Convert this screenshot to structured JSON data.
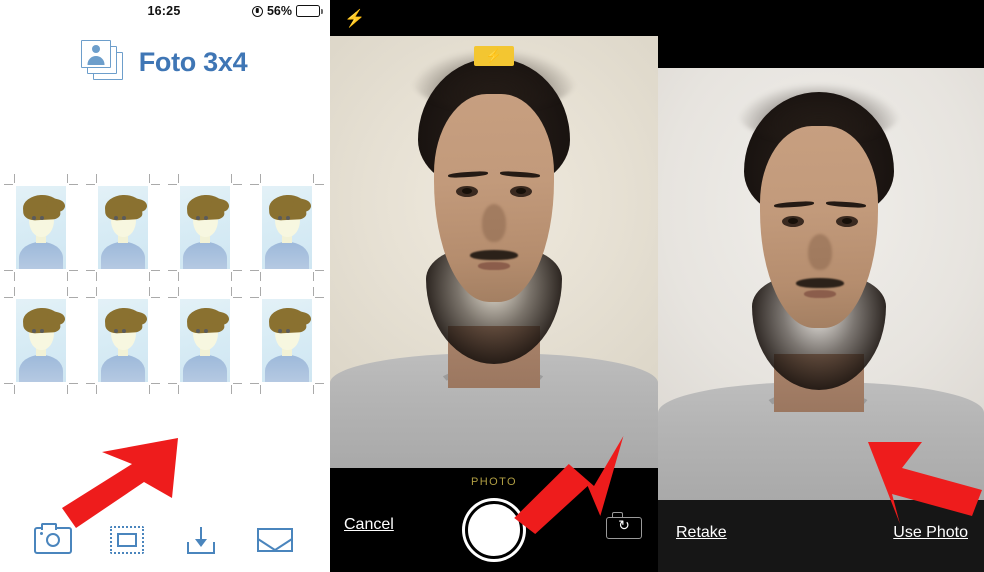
{
  "panels": {
    "app": {
      "status": {
        "time": "16:25",
        "battery_percent": "56%",
        "lock_icon": "orientation-lock-icon"
      },
      "header": {
        "title": "Foto 3x4",
        "icon": "photo-stack-icon"
      },
      "sheet": {
        "rows": 2,
        "columns": 4,
        "cell_count": 8,
        "cell_label": "passport-photo-placeholder"
      },
      "toolbar": [
        {
          "name": "camera",
          "icon": "camera-icon"
        },
        {
          "name": "frame",
          "icon": "frame-icon"
        },
        {
          "name": "save",
          "icon": "download-icon"
        },
        {
          "name": "email",
          "icon": "envelope-icon"
        }
      ]
    },
    "camera": {
      "flash_toggle_icon": "flash-bolt-icon",
      "flash_badge_icon": "flash-bolt-icon",
      "mode_label": "PHOTO",
      "cancel_label": "Cancel",
      "shutter_label": "shutter-button",
      "flip_icon": "camera-flip-icon"
    },
    "preview": {
      "retake_label": "Retake",
      "use_photo_label": "Use Photo"
    }
  },
  "annotations": {
    "arrow_1": "points-to-camera-toolbar-button",
    "arrow_2": "points-to-shutter-button",
    "arrow_3": "points-to-use-photo-button",
    "color": "#ee1c1c"
  }
}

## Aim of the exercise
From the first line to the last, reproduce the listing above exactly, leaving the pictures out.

## Exercise result
Convert this screenshot to structured JSON data.
{
  "panels": {
    "app": {
      "status": {
        "time": "16:25",
        "battery_percent": "56%",
        "lock_icon": "orientation-lock-icon"
      },
      "header": {
        "title": "Foto 3x4",
        "icon": "photo-stack-icon"
      },
      "sheet": {
        "rows": 2,
        "columns": 4,
        "cell_count": 8,
        "cell_label": "passport-photo-placeholder"
      },
      "toolbar": [
        {
          "name": "camera",
          "icon": "camera-icon"
        },
        {
          "name": "frame",
          "icon": "frame-icon"
        },
        {
          "name": "save",
          "icon": "download-icon"
        },
        {
          "name": "email",
          "icon": "envelope-icon"
        }
      ]
    },
    "camera": {
      "flash_toggle_icon": "flash-bolt-icon",
      "flash_badge_icon": "flash-bolt-icon",
      "mode_label": "PHOTO",
      "cancel_label": "Cancel",
      "shutter_label": "shutter-button",
      "flip_icon": "camera-flip-icon"
    },
    "preview": {
      "retake_label": "Retake",
      "use_photo_label": "Use Photo"
    }
  },
  "annotations": {
    "arrow_1": "points-to-camera-toolbar-button",
    "arrow_2": "points-to-shutter-button",
    "arrow_3": "points-to-use-photo-button",
    "color": "#ee1c1c"
  }
}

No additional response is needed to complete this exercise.